WORK TO BE COMPLETED -
Scan the records below for the string "data" and return every line where it appears.
------------
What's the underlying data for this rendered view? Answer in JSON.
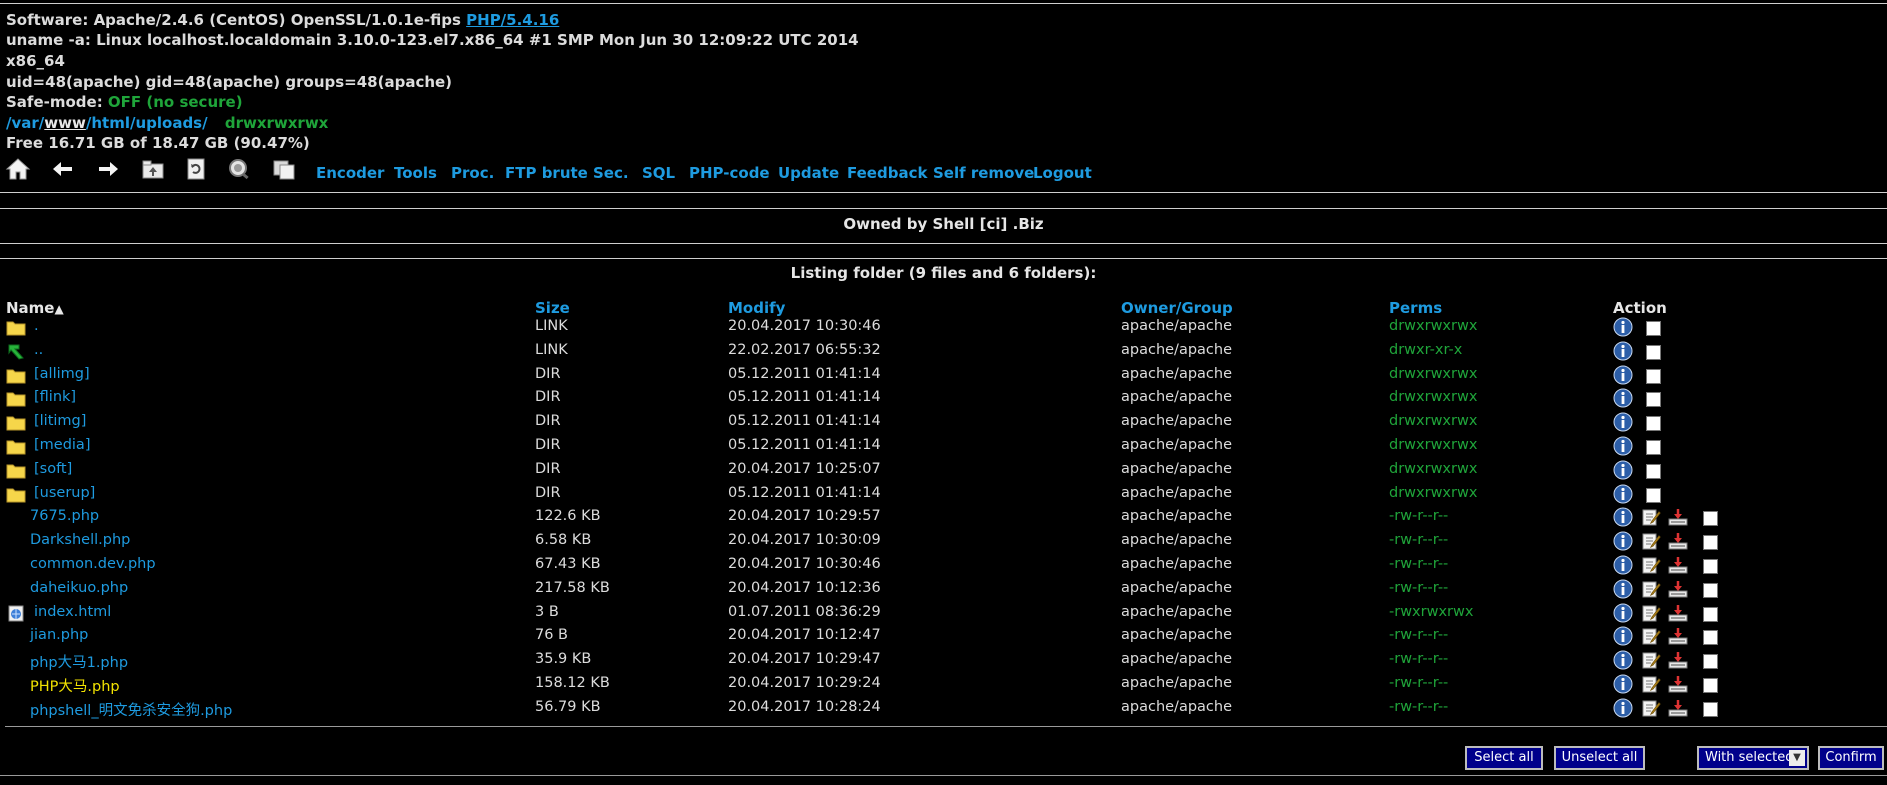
{
  "info": {
    "software_label": "Software: Apache/2.4.6 (CentOS) OpenSSL/1.0.1e-fips ",
    "php_link": "PHP/5.4.16",
    "uname": "uname -a: Linux localhost.localdomain 3.10.0-123.el7.x86_64 #1 SMP Mon Jun 30 12:09:22 UTC 2014",
    "arch": "x86_64",
    "uid": "uid=48(apache) gid=48(apache) groups=48(apache)",
    "safe_mode_label": "Safe-mode: ",
    "safe_mode_value": "OFF (no secure)",
    "path_slash1": "/",
    "path_var": "var",
    "path_slash2": "/",
    "path_www": "www",
    "path_slash3": "/",
    "path_html": "html",
    "path_slash4": "/",
    "path_uploads": "uploads",
    "path_slash5": "/",
    "path_perms": "drwxrwxrwx",
    "free": "Free 16.71 GB of 18.47 GB (90.47%)"
  },
  "toolbar": {
    "icons": [
      "home-icon",
      "back-arrow-icon",
      "forward-arrow-icon",
      "parent-folder-icon",
      "refresh-icon",
      "search-icon",
      "copy-icon"
    ],
    "links": [
      "Encoder",
      "Tools",
      "Proc.",
      "FTP brute",
      "Sec.",
      "SQL",
      "PHP-code",
      "Update",
      "Feedback",
      "Self remove",
      "Logout"
    ]
  },
  "owner_banner": "Owned by Shell [ci] .Biz",
  "listing_title": "Listing folder (9 files and 6 folders):",
  "columns": {
    "name": "Name",
    "sort_indicator": "▲",
    "size": "Size",
    "modify": "Modify",
    "owner": "Owner/Group",
    "perms": "Perms",
    "action": "Action"
  },
  "rows": [
    {
      "icon": "folder-icon",
      "name": ".",
      "size": "LINK",
      "modify": "20.04.2017 10:30:46",
      "owner": "apache/apache",
      "perms": "drwxrwxrwx",
      "type": "dir"
    },
    {
      "icon": "up-arrow-icon",
      "name": "..",
      "size": "LINK",
      "modify": "22.02.2017 06:55:32",
      "owner": "apache/apache",
      "perms": "drwxr-xr-x",
      "type": "dir"
    },
    {
      "icon": "folder-icon",
      "name": "[allimg]",
      "size": "DIR",
      "modify": "05.12.2011 01:41:14",
      "owner": "apache/apache",
      "perms": "drwxrwxrwx",
      "type": "dir"
    },
    {
      "icon": "folder-icon",
      "name": "[flink]",
      "size": "DIR",
      "modify": "05.12.2011 01:41:14",
      "owner": "apache/apache",
      "perms": "drwxrwxrwx",
      "type": "dir"
    },
    {
      "icon": "folder-icon",
      "name": "[litimg]",
      "size": "DIR",
      "modify": "05.12.2011 01:41:14",
      "owner": "apache/apache",
      "perms": "drwxrwxrwx",
      "type": "dir"
    },
    {
      "icon": "folder-icon",
      "name": "[media]",
      "size": "DIR",
      "modify": "05.12.2011 01:41:14",
      "owner": "apache/apache",
      "perms": "drwxrwxrwx",
      "type": "dir"
    },
    {
      "icon": "folder-icon",
      "name": "[soft]",
      "size": "DIR",
      "modify": "20.04.2017 10:25:07",
      "owner": "apache/apache",
      "perms": "drwxrwxrwx",
      "type": "dir"
    },
    {
      "icon": "folder-icon",
      "name": "[userup]",
      "size": "DIR",
      "modify": "05.12.2011 01:41:14",
      "owner": "apache/apache",
      "perms": "drwxrwxrwx",
      "type": "dir"
    },
    {
      "icon": "",
      "name": "7675.php",
      "size": "122.6 KB",
      "modify": "20.04.2017 10:29:57",
      "owner": "apache/apache",
      "perms": "-rw-r--r--",
      "type": "file"
    },
    {
      "icon": "",
      "name": "Darkshell.php",
      "size": "6.58 KB",
      "modify": "20.04.2017 10:30:09",
      "owner": "apache/apache",
      "perms": "-rw-r--r--",
      "type": "file"
    },
    {
      "icon": "",
      "name": "common.dev.php",
      "size": "67.43 KB",
      "modify": "20.04.2017 10:30:46",
      "owner": "apache/apache",
      "perms": "-rw-r--r--",
      "type": "file"
    },
    {
      "icon": "",
      "name": "daheikuo.php",
      "size": "217.58 KB",
      "modify": "20.04.2017 10:12:36",
      "owner": "apache/apache",
      "perms": "-rw-r--r--",
      "type": "file"
    },
    {
      "icon": "html-file-icon",
      "name": "index.html",
      "size": "3 B",
      "modify": "01.07.2011 08:36:29",
      "owner": "apache/apache",
      "perms": "-rwxrwxrwx",
      "type": "file"
    },
    {
      "icon": "",
      "name": "jian.php",
      "size": "76 B",
      "modify": "20.04.2017 10:12:47",
      "owner": "apache/apache",
      "perms": "-rw-r--r--",
      "type": "file"
    },
    {
      "icon": "",
      "name": "php大马1.php",
      "size": "35.9 KB",
      "modify": "20.04.2017 10:29:47",
      "owner": "apache/apache",
      "perms": "-rw-r--r--",
      "type": "file"
    },
    {
      "icon": "",
      "name": "PHP大马.php",
      "size": "158.12 KB",
      "modify": "20.04.2017 10:29:24",
      "owner": "apache/apache",
      "perms": "-rw-r--r--",
      "type": "file",
      "highlight": true
    },
    {
      "icon": "",
      "name": "phpshell_明文免杀安全狗.php",
      "size": "56.79 KB",
      "modify": "20.04.2017 10:28:24",
      "owner": "apache/apache",
      "perms": "-rw-r--r--",
      "type": "file"
    }
  ],
  "footer": {
    "select_all": "Select all",
    "unselect_all": "Unselect all",
    "with_selected": "With selected:",
    "confirm": "Confirm"
  },
  "colors": {
    "link": "#1e9be0",
    "perm_green": "#1fa53a",
    "highlight_yellow": "#f2e200",
    "button_bg": "#00008b"
  }
}
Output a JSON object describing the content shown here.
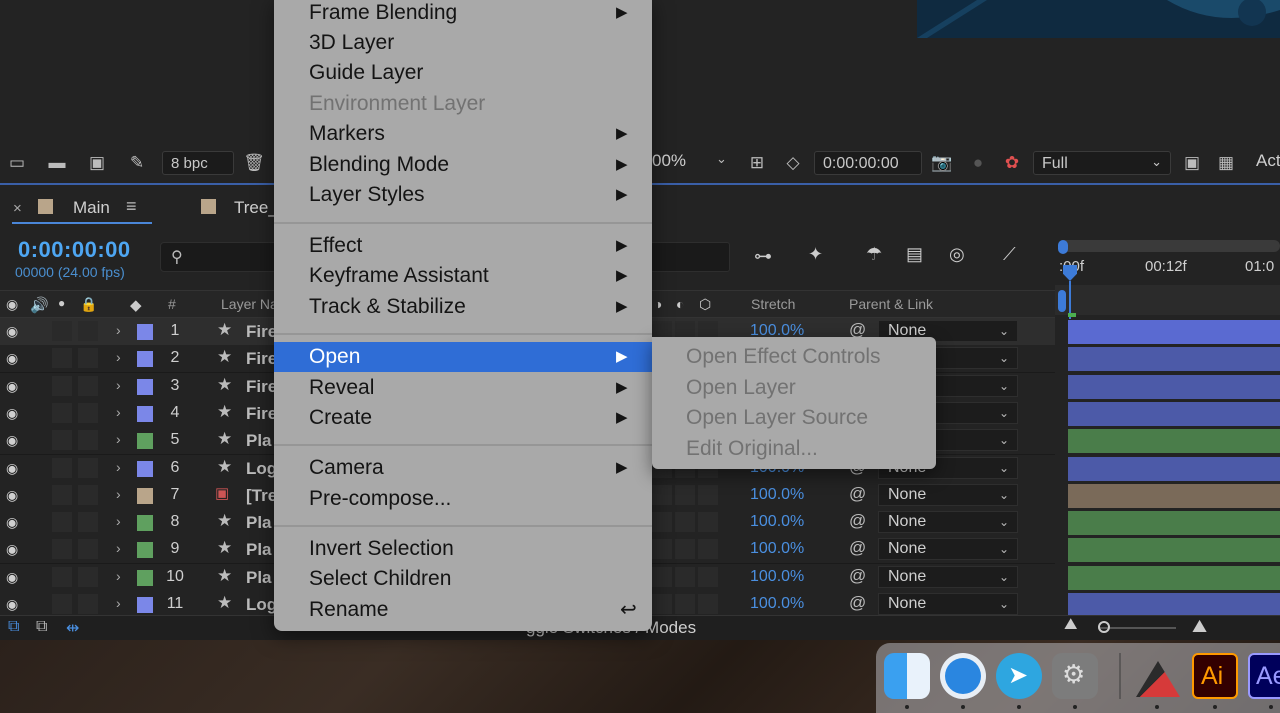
{
  "viewer_toolbar": {
    "bpc_label": "8 bpc",
    "zoom_value": "00%",
    "current_time": "0:00:00:00",
    "resolution": "Full",
    "view_label": "Act"
  },
  "timeline": {
    "tabs": [
      {
        "label": "Main"
      },
      {
        "label": "Tree_"
      }
    ],
    "timecode": "0:00:00:00",
    "fps_label": "00000 (24.00 fps)",
    "columns": {
      "hash": "#",
      "layer_name": "Layer Na",
      "stretch": "Stretch",
      "parent_link": "Parent & Link"
    },
    "ruler": {
      "t0": ":00f",
      "t1": "00:12f",
      "t2": "01:0"
    },
    "bottom_label": "ggle Switches / Modes",
    "layers": [
      {
        "num": "1",
        "name": "Fire",
        "stretch": "100.0%",
        "parent": "None",
        "color": "#7b87e8",
        "bar": "#5a6ad1"
      },
      {
        "num": "2",
        "name": "Fire",
        "stretch": "",
        "parent": "",
        "color": "#7b87e8",
        "bar": "#4c5aa8"
      },
      {
        "num": "3",
        "name": "Fire",
        "stretch": "",
        "parent": "",
        "color": "#7b87e8",
        "bar": "#4c5aa8"
      },
      {
        "num": "4",
        "name": "Fire",
        "stretch": "",
        "parent": "",
        "color": "#7b87e8",
        "bar": "#4c5aa8"
      },
      {
        "num": "5",
        "name": "Pla",
        "stretch": "",
        "parent": "",
        "color": "#5fa05f",
        "bar": "#4a7d4a"
      },
      {
        "num": "6",
        "name": "Log",
        "stretch": "100.0%",
        "parent": "None",
        "color": "#7b87e8",
        "bar": "#4c5aa8"
      },
      {
        "num": "7",
        "name": "[Tre",
        "stretch": "100.0%",
        "parent": "None",
        "color": "#b9a58a",
        "bar": "#7a6a59"
      },
      {
        "num": "8",
        "name": "Pla",
        "stretch": "100.0%",
        "parent": "None",
        "color": "#5fa05f",
        "bar": "#4a7d4a"
      },
      {
        "num": "9",
        "name": "Pla",
        "stretch": "100.0%",
        "parent": "None",
        "color": "#5fa05f",
        "bar": "#4a7d4a"
      },
      {
        "num": "10",
        "name": "Pla",
        "stretch": "100.0%",
        "parent": "None",
        "color": "#5fa05f",
        "bar": "#4a7d4a"
      },
      {
        "num": "11",
        "name": "Log",
        "stretch": "100.0%",
        "parent": "None",
        "color": "#7b87e8",
        "bar": "#4c5aa8"
      }
    ]
  },
  "context_menu": {
    "items": [
      {
        "label": "Frame Blending",
        "submenu": true,
        "disabled": false
      },
      {
        "label": "3D Layer",
        "submenu": false,
        "disabled": false
      },
      {
        "label": "Guide Layer",
        "submenu": false,
        "disabled": false
      },
      {
        "label": "Environment Layer",
        "submenu": false,
        "disabled": true
      },
      {
        "label": "Markers",
        "submenu": true,
        "disabled": false
      },
      {
        "label": "Blending Mode",
        "submenu": true,
        "disabled": false
      },
      {
        "label": "Layer Styles",
        "submenu": true,
        "disabled": false
      },
      {
        "label": "Effect",
        "submenu": true,
        "disabled": false
      },
      {
        "label": "Keyframe Assistant",
        "submenu": true,
        "disabled": false
      },
      {
        "label": "Track & Stabilize",
        "submenu": true,
        "disabled": false
      },
      {
        "label": "Open",
        "submenu": true,
        "disabled": false,
        "selected": true
      },
      {
        "label": "Reveal",
        "submenu": true,
        "disabled": false
      },
      {
        "label": "Create",
        "submenu": true,
        "disabled": false
      },
      {
        "label": "Camera",
        "submenu": true,
        "disabled": false
      },
      {
        "label": "Pre-compose...",
        "submenu": false,
        "disabled": false
      },
      {
        "label": "Invert Selection",
        "submenu": false,
        "disabled": false
      },
      {
        "label": "Select Children",
        "submenu": false,
        "disabled": false
      },
      {
        "label": "Rename",
        "submenu": false,
        "disabled": false,
        "shortcut": "↩"
      }
    ]
  },
  "open_submenu": {
    "items": [
      {
        "label": "Open Effect Controls",
        "disabled": true
      },
      {
        "label": "Open Layer",
        "disabled": true
      },
      {
        "label": "Open Layer Source",
        "disabled": true
      },
      {
        "label": "Edit Original...",
        "disabled": true
      }
    ]
  },
  "dock": {
    "apps": [
      {
        "icon": "finder-icon"
      },
      {
        "icon": "safari-icon"
      },
      {
        "icon": "telegram-icon"
      },
      {
        "icon": "system-preferences-icon"
      },
      {
        "icon": "affinity-icon"
      },
      {
        "icon": "illustrator-icon",
        "label": "Ai"
      },
      {
        "icon": "after-effects-icon",
        "label": "Ae"
      }
    ]
  },
  "colors": {
    "accent": "#2f6dd6",
    "timecode_blue": "#4ea6f2",
    "menu_bg": "#a9a9a9"
  }
}
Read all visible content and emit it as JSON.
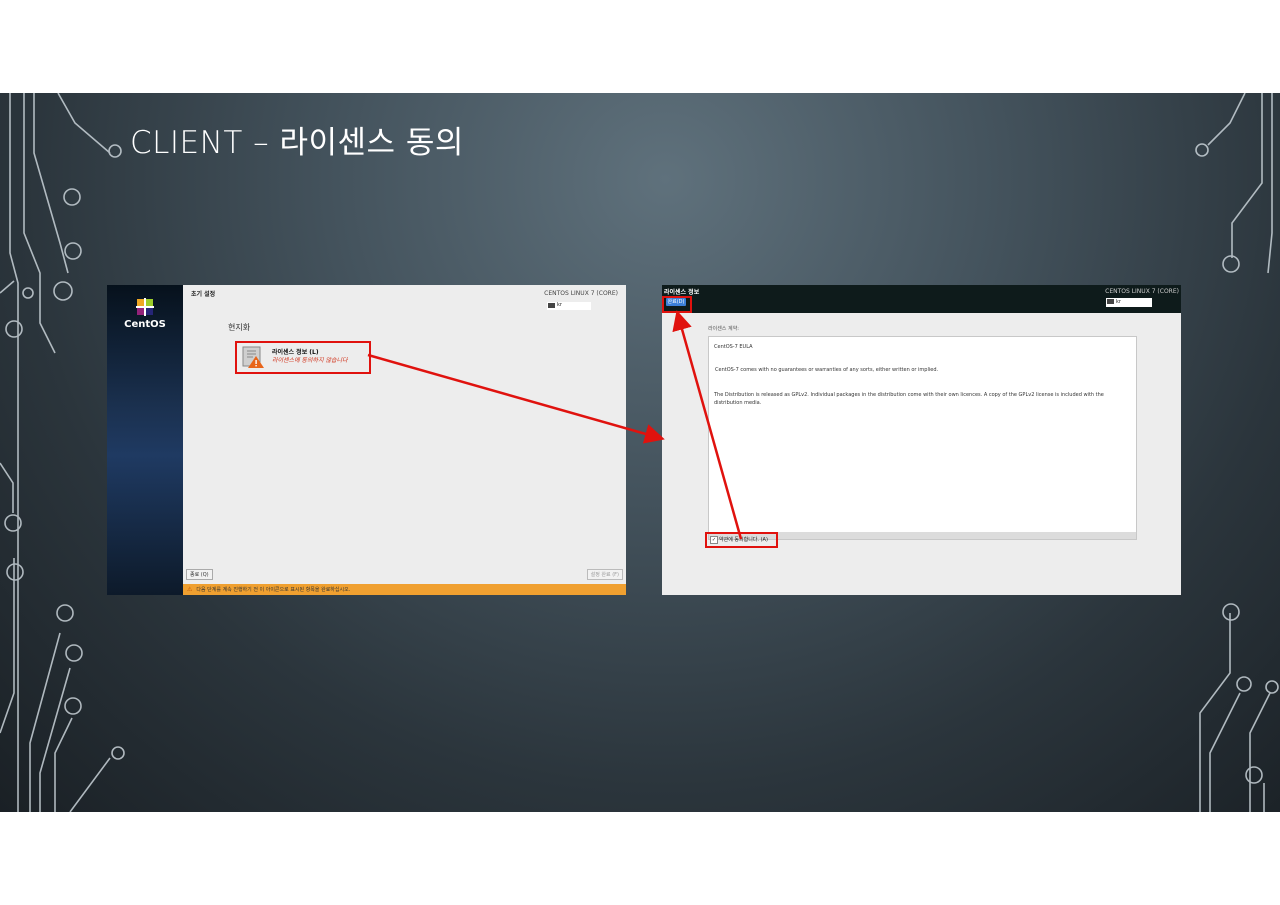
{
  "slide": {
    "title": "CLIENT – 라이센스 동의"
  },
  "left_screen": {
    "header_title": "초기 설정",
    "product": "CENTOS LINUX 7 (CORE)",
    "keyboard": "kr",
    "logo_text": "CentOS",
    "section_title": "현지화",
    "spoke_title": "라이센스 정보 (L)",
    "spoke_status": "라이센스에 동의하지 않습니다",
    "quit_button": "종료 (Q)",
    "finish_button": "설정 완료 (F)",
    "warning_text": "다음 단계를 계속 진행하기 전 이 아이콘으로 표시된 항목을 완료하십시오."
  },
  "right_screen": {
    "header_title": "라이센스 정보",
    "done_button": "완료(D)",
    "product": "CENTOS LINUX 7 (CORE)",
    "keyboard": "kr",
    "agreement_label": "라이센스 계약:",
    "eula_title": "CentOS-7 EULA",
    "eula_p1": "CentOS-7 comes with no guarantees or warranties of any sorts, either written or implied.",
    "eula_p2": "The Distribution is released as GPLv2. Individual packages in the distribution come with their own licences. A copy of the GPLv2 license is included with the distribution media.",
    "agree_checkbox": "약관에 동의합니다. (A)",
    "agree_checked": true
  },
  "colors": {
    "highlight": "#e0120e",
    "warning_bar": "#f0a030",
    "done_button": "#3c7fd8"
  }
}
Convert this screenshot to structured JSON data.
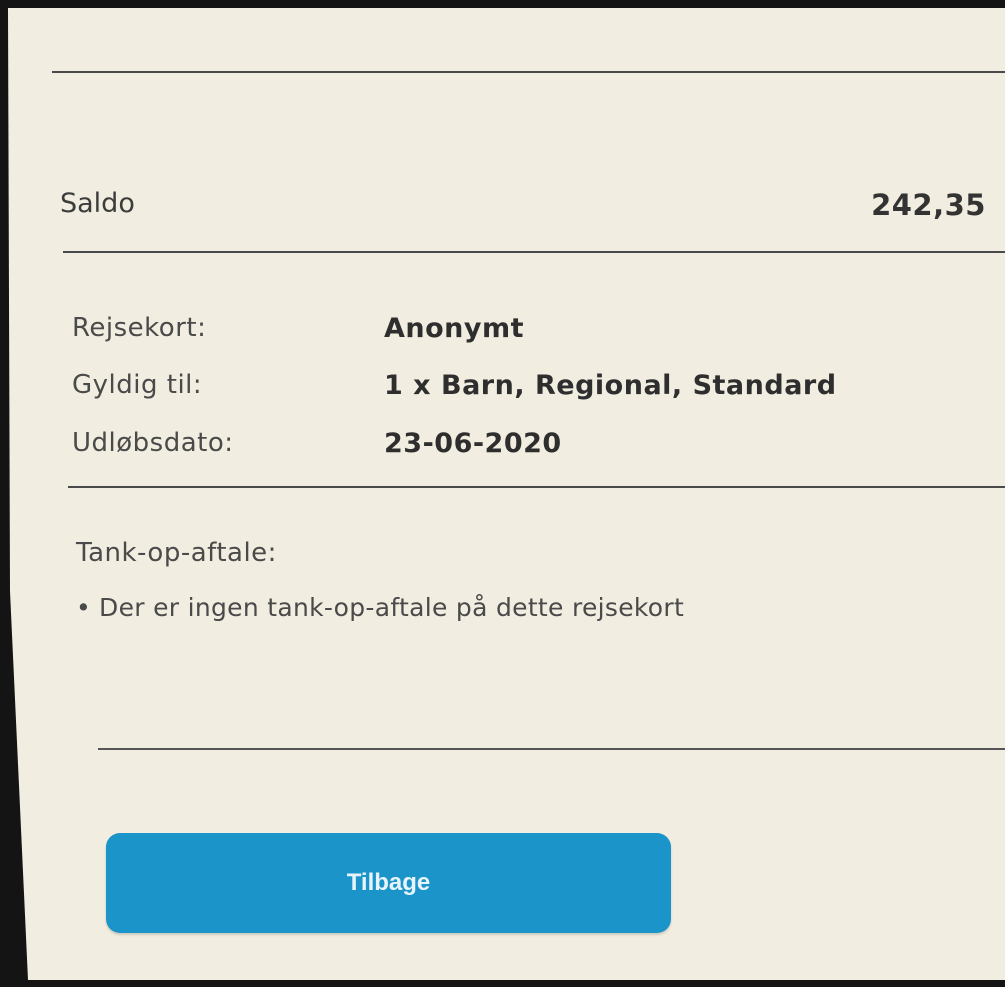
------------
ANSWER SECTION -
What's the underlying data for this rendered view? Answer in JSON.
Convert this screenshot to structured JSON data.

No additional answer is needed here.